But some, who are criticizing us for a lack of evangelistic fervor, are also the very same ones that are insisting that to be truly “missional;” that is, effectively reaching others for Christ, then you will not be so concerned about keeping your doctrine pure. After all, they insist, some people might be offended if you tell them the whole truth of God’s Word. In these critics’ minds, faithfulness to the Great Commission to make disciples of all nations is of greater importance than faithfulness in teaching and preaching the pure Word. According to their line of logic, one can not be faithful to both at the same time.
How misleading and false such a attitude is! It is also accomplishing the very opposite of what it portends to be doing; that is, mercifully saving souls. After all, you and I don’t save souls. God saves them in Jesus Christ. And He does so through the substantial bread of the pure Gospel, not some watered down, soggy, pablum, giving people what they want to hear. Jesus says, “The truth shall set you free.” Anything preached and proclaimed short of the whole truth or that is contrary to the truth, will only enslave souls to everlasting condemnation and not “pluck them out of the fires” of hell! Having real mercy for those being deceived... those doubting... those caught up in sin, means giving them the full, pure, truth as handed down to us from the apostles of the Lord.
Keeping the Gospel, the saving truth of Jesus Christ, pure also necessitates keeping the Law pure. God has given us the Law to show us our sin and our need for a Savior; or as St. Paul wrote to the Galatians, “...The Law has become our tutor to lead us to Christ, that we may be justified by faith” (3:24). But if, as we discussed earlier, we white-wash the law, by calling “good” or “right,” what God has called “evil,” or “wrong,” or we are dumbing down of the Gospel, then souls are being lost. And this is not mercy; it is idolatry and self-righteous arrogance.
In order to counter this, Jude says that we ought to be merciful in fear to those caught up in sin; that is, in fear of God’s wrath… in fear of becoming ensnared in the same or similar sin ourselves. Accordingly, Jude adds the precaution, “be hating even the clothing stained by corrupted flesh.”
The thought of even one’s clothing becoming contaminated by their sin, is analogous to God’s command during the Old Testament times that not only the person who has leprosy should be considered unclean and untouchable, but also their clothing, any chair on which they sat, or even the very walls of the home in which they lived ought to be considered equally unclean.
The message is clear; if we want to save ourselves and others, we can not do so by taking sin lightly. We must abhor it. Love the sinner, yes, but hate the sin, otherwise we will soon find ourselves condoning it.

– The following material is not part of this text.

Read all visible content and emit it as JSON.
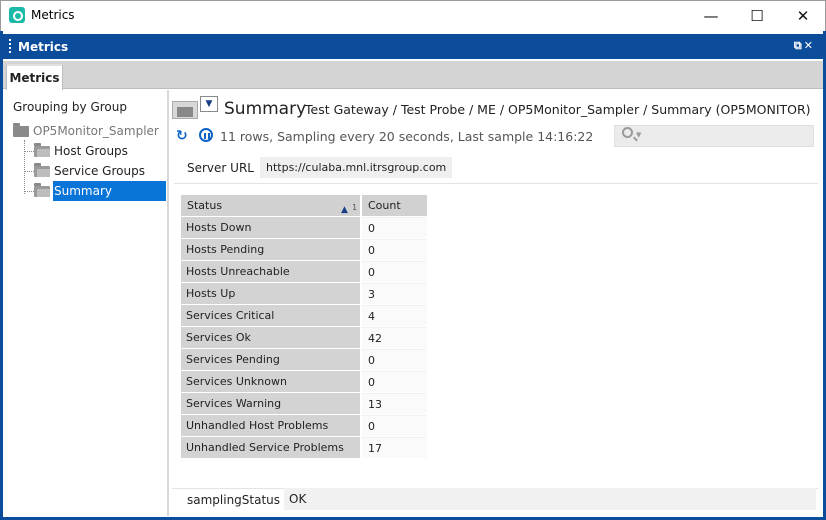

I wonder, have we Christians become so secularized by our society and lost so much of the fear of God that we are no longer abhorred by sin and wickedness? Would we be so tolerant of false theology and of sinful lifestyles and so acquiescent to their presence among us if we still had a healthy fear of God’s wrath against sin and falsehood? When we tolerate impenitence and falseness in our midst we become tainted with the sin as well. To say, “I am personally opposed to that lewd or immoral behavior, but I defend the rights some one else to engage in it,” is to be a participant in that sin. Mercy for the one caught up in sin or falsehood, is to speak the truth of the Holy Faith in all forthrightness and fear.
Dear friends, we are here now but one day the future of Christ’s coming will be our now. As we wait, the Lord’s mercy toward us in Jesus compels us to be keeping ourselves in the truth of God’s love and also to be bringing that mercy to bear in the lives of others around us by sharing that truth with them. Doing these things will not only keep ourselves awake to His coming, but will be ensuring that our family, friends and neighbors, will also receive our King joyfully when He returns.